Yosemite is the last sanctuary of California’s great gray owl, among the rarest and most threatened bird species in California. As a keystone predator, the great gray owl is a vital part of the meadow ecosystem. However, genetic analysis has shown that the Yosemite population is a unique subspecies particularly vulnerable to habitat and human-related threats.

Past research, funded in part by Yosemite Conservancy, gathered vital information about great gray owl demographics and geographic distribution and concluded that a sound conservation plan is essential to protecting this rare Yosemite species.

A science-based conservation program used non-invasive soundscape recordings to locate owl nests and identify potential disturbances in the surrounding vicinity. Once nest locations were identified, buffers were established to reduce the impact of human activities on owl populations. Another component of the program involved genetically analyzing molted feathers to determine survivorship rates and population declines. This combination of techniques contributed to the protection and management of Yosemite’s great gray owl population.

By taking a proactive, non-invasive approach, together we are building a conservation program to protect this magnificent species for future generations.

Partnering with Yosemite National Park, U.S. Fish and Wildlife, U.C. Davis, U.S. Forest Service, and U.S. Geological Survey Alaska Science Center.

Sarah Stock

Wildlife Biologist

Project Notes

With fewer than 300 great gray owls in in the greater Yosemite area, the species is rare, mysterious and astonishing to behold.

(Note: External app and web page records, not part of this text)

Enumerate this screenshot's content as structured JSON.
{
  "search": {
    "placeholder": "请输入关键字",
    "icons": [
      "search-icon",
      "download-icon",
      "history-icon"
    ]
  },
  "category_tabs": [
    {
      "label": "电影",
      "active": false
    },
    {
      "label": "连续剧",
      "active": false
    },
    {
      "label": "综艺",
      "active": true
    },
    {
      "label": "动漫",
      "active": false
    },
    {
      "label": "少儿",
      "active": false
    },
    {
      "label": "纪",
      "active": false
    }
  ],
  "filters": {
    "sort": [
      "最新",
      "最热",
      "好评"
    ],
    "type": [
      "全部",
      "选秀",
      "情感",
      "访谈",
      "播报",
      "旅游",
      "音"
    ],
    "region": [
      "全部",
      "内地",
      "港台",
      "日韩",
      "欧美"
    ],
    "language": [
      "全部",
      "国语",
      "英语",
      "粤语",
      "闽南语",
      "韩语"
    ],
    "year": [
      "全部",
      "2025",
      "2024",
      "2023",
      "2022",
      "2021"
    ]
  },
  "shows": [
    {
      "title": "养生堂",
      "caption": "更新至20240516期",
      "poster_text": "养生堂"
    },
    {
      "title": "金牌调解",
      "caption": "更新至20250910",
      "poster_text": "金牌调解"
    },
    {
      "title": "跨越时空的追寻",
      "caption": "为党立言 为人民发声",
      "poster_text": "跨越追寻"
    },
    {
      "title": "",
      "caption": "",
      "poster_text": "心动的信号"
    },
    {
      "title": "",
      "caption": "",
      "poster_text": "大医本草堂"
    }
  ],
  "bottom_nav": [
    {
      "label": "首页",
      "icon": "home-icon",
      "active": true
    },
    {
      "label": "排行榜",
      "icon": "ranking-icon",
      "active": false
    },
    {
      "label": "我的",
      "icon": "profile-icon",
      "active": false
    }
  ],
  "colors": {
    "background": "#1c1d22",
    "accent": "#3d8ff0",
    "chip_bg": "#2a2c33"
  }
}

It is humbling to have the opportunity to protect this special bird in such an amazing place and gratifying to know we're giving our great grandchildren the best chance for experiencing the magic of Yosemite'€™s great gray owls in their beautiful meadow homes.